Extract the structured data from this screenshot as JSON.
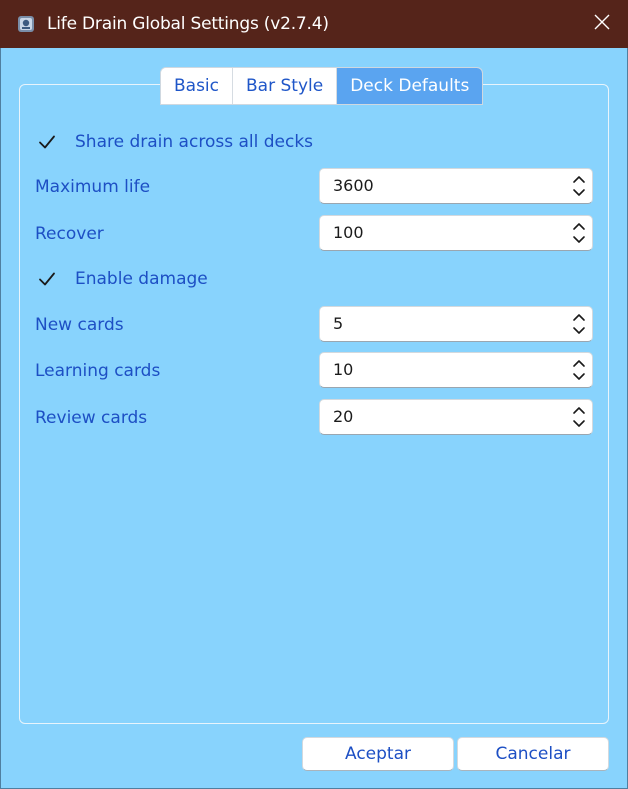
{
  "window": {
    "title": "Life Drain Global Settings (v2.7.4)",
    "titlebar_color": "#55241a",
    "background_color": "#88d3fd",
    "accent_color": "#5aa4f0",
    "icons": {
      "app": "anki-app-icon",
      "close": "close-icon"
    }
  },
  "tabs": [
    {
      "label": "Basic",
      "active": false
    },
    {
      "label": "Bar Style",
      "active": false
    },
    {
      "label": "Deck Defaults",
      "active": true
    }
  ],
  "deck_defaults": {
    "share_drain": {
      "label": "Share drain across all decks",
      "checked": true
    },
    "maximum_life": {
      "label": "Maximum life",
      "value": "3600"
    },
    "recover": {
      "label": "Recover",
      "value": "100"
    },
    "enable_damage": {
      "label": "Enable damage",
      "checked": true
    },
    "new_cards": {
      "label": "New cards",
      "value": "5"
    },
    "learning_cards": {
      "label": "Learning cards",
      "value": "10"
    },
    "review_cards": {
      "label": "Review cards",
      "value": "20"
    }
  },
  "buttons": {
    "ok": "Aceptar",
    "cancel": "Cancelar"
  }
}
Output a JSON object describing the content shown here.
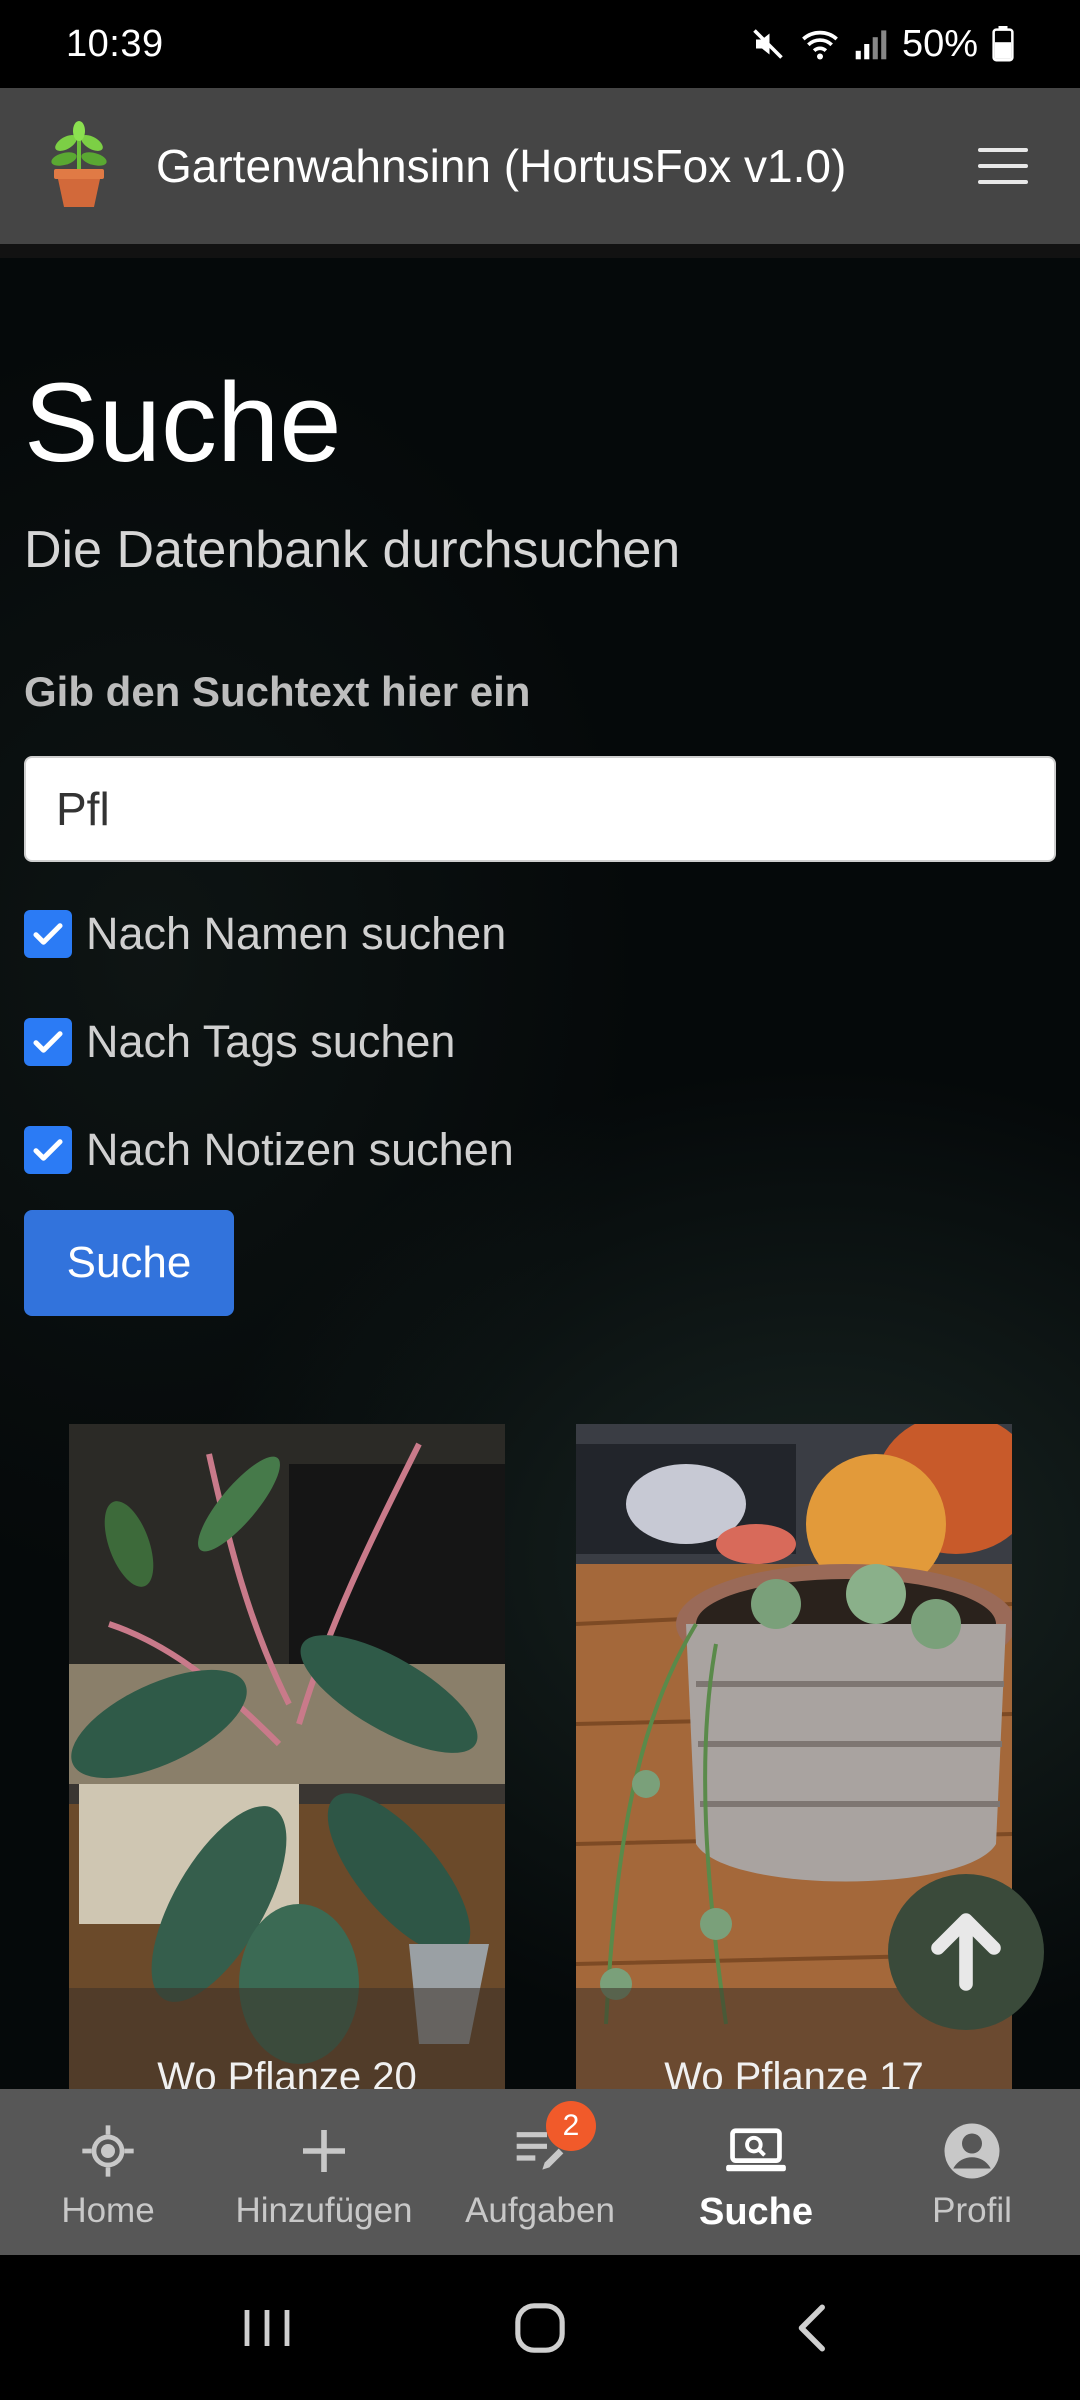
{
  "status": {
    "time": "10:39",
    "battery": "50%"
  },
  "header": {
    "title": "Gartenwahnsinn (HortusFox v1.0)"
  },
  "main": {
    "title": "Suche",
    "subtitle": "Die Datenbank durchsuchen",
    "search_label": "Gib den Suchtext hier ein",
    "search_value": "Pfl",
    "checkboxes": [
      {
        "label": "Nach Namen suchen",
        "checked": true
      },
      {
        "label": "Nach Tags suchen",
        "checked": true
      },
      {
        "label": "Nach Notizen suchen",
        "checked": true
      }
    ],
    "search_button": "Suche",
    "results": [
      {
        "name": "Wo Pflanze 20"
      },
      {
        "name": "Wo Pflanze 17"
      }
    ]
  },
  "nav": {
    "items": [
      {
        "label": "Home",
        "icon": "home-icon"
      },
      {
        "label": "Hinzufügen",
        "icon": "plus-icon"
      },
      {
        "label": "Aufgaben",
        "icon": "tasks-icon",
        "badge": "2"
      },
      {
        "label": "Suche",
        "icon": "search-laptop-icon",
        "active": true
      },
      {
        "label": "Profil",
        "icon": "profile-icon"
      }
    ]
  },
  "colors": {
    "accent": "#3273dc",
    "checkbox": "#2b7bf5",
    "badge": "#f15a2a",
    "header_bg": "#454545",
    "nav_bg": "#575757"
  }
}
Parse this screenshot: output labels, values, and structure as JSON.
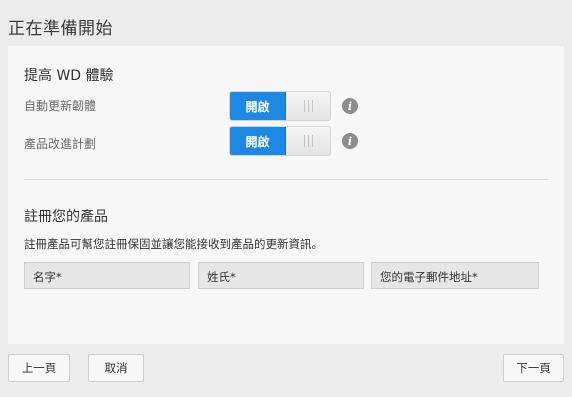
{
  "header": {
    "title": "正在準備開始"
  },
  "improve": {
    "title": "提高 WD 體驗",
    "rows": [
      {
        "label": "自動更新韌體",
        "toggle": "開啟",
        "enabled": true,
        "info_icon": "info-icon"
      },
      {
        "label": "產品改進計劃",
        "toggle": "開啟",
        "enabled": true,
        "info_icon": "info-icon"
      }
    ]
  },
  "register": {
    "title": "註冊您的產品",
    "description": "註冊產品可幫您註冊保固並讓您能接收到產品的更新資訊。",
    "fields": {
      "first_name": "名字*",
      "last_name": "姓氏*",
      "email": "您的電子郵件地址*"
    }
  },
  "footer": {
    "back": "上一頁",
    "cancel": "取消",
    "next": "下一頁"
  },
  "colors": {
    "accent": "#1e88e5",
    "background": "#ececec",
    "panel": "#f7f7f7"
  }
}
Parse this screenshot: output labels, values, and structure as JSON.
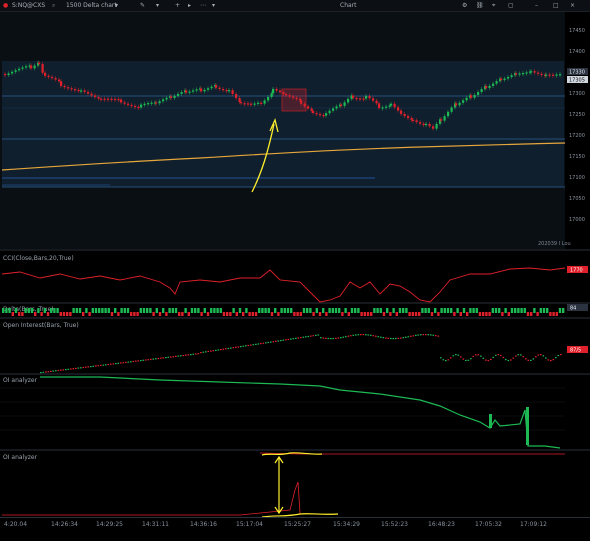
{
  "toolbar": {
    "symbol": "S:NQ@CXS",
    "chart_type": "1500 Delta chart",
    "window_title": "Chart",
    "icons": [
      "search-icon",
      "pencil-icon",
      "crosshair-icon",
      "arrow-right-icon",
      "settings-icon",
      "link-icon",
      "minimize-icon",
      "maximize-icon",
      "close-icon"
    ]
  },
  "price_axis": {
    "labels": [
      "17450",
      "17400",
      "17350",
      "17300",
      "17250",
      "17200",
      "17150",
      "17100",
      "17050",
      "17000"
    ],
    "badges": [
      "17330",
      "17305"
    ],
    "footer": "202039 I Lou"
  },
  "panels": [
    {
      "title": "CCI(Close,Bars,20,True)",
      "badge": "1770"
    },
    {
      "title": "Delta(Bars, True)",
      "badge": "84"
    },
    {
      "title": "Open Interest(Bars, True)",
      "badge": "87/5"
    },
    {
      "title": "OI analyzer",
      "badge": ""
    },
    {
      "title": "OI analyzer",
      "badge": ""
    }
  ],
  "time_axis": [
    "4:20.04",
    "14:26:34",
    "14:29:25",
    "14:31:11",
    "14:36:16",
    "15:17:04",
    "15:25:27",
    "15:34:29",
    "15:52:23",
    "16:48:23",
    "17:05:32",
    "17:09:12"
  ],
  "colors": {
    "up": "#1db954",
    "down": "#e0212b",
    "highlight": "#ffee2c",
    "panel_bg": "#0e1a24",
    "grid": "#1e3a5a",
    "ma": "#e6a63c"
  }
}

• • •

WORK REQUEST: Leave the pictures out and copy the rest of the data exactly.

FINISHED EXERCISE:
Extract the structured data from this screenshot as JSON.
{
  "window": {
    "title": "Life Drain Global Settings (v2.7.4)",
    "titlebar_color": "#55241a",
    "background_color": "#88d3fd",
    "accent_color": "#5aa4f0",
    "icons": {
      "app": "anki-app-icon",
      "close": "close-icon"
    }
  },
  "tabs": [
    {
      "label": "Basic",
      "active": false
    },
    {
      "label": "Bar Style",
      "active": false
    },
    {
      "label": "Deck Defaults",
      "active": true
    }
  ],
  "deck_defaults": {
    "share_drain": {
      "label": "Share drain across all decks",
      "checked": true
    },
    "maximum_life": {
      "label": "Maximum life",
      "value": "3600"
    },
    "recover": {
      "label": "Recover",
      "value": "100"
    },
    "enable_damage": {
      "label": "Enable damage",
      "checked": true
    },
    "new_cards": {
      "label": "New cards",
      "value": "5"
    },
    "learning_cards": {
      "label": "Learning cards",
      "value": "10"
    },
    "review_cards": {
      "label": "Review cards",
      "value": "20"
    }
  },
  "buttons": {
    "ok": "Aceptar",
    "cancel": "Cancelar"
  }
}
Output a JSON object describing the content shown here.
{
  "status": {
    "time": "10:39",
    "battery": "50%"
  },
  "header": {
    "title": "Gartenwahnsinn (HortusFox v1.0)"
  },
  "main": {
    "title": "Suche",
    "subtitle": "Die Datenbank durchsuchen",
    "search_label": "Gib den Suchtext hier ein",
    "search_value": "Pfl",
    "checkboxes": [
      {
        "label": "Nach Namen suchen",
        "checked": true
      },
      {
        "label": "Nach Tags suchen",
        "checked": true
      },
      {
        "label": "Nach Notizen suchen",
        "checked": true
      }
    ],
    "search_button": "Suche",
    "results": [
      {
        "name": "Wo Pflanze 20"
      },
      {
        "name": "Wo Pflanze 17"
      }
    ]
  },
  "nav": {
    "items": [
      {
        "label": "Home",
        "icon": "home-icon"
      },
      {
        "label": "Hinzufügen",
        "icon": "plus-icon"
      },
      {
        "label": "Aufgaben",
        "icon": "tasks-icon",
        "badge": "2"
      },
      {
        "label": "Suche",
        "icon": "search-laptop-icon",
        "active": true
      },
      {
        "label": "Profil",
        "icon": "profile-icon"
      }
    ]
  },
  "colors": {
    "accent": "#3273dc",
    "checkbox": "#2b7bf5",
    "badge": "#f15a2a",
    "header_bg": "#454545",
    "nav_bg": "#575757"
  }
}
Parse this screenshot: output labels, values, and structure as JSON.
{
  "header": {
    "title": "正在準備開始"
  },
  "improve": {
    "title": "提高 WD 體驗",
    "rows": [
      {
        "label": "自動更新韌體",
        "toggle": "開啟",
        "enabled": true,
        "info_icon": "info-icon"
      },
      {
        "label": "產品改進計劃",
        "toggle": "開啟",
        "enabled": true,
        "info_icon": "info-icon"
      }
    ]
  },
  "register": {
    "title": "註冊您的產品",
    "description": "註冊產品可幫您註冊保固並讓您能接收到產品的更新資訊。",
    "fields": {
      "first_name": "名字*",
      "last_name": "姓氏*",
      "email": "您的電子郵件地址*"
    }
  },
  "footer": {
    "back": "上一頁",
    "cancel": "取消",
    "next": "下一頁"
  },
  "colors": {
    "accent": "#1e88e5",
    "background": "#ececec",
    "panel": "#f7f7f7"
  }
}
Parse this screenshot: output labels, values, and structure as JSON.
{
  "toolbar": {
    "symbol": "S:NQ@CXS",
    "chart_type": "1500 Delta chart",
    "window_title": "Chart",
    "icons": [
      "search-icon",
      "pencil-icon",
      "crosshair-icon",
      "arrow-right-icon",
      "settings-icon",
      "link-icon",
      "minimize-icon",
      "maximize-icon",
      "close-icon"
    ]
  },
  "price_axis": {
    "labels": [
      "17450",
      "17400",
      "17350",
      "17300",
      "17250",
      "17200",
      "17150",
      "17100",
      "17050",
      "17000"
    ],
    "badges": [
      "17330",
      "17305"
    ],
    "footer": "202039 I Lou"
  },
  "panels": [
    {
      "title": "CCI(Close,Bars,20,True)",
      "badge": "1770"
    },
    {
      "title": "Delta(Bars, True)",
      "badge": "84"
    },
    {
      "title": "Open Interest(Bars, True)",
      "badge": "87/5"
    },
    {
      "title": "OI analyzer",
      "badge": ""
    },
    {
      "title": "OI analyzer",
      "badge": ""
    }
  ],
  "time_axis": [
    "4:20.04",
    "14:26:34",
    "14:29:25",
    "14:31:11",
    "14:36:16",
    "15:17:04",
    "15:25:27",
    "15:34:29",
    "15:52:23",
    "16:48:23",
    "17:05:32",
    "17:09:12"
  ],
  "colors": {
    "up": "#1db954",
    "down": "#e0212b",
    "highlight": "#ffee2c",
    "panel_bg": "#0e1a24",
    "grid": "#1e3a5a",
    "ma": "#e6a63c"
  }
}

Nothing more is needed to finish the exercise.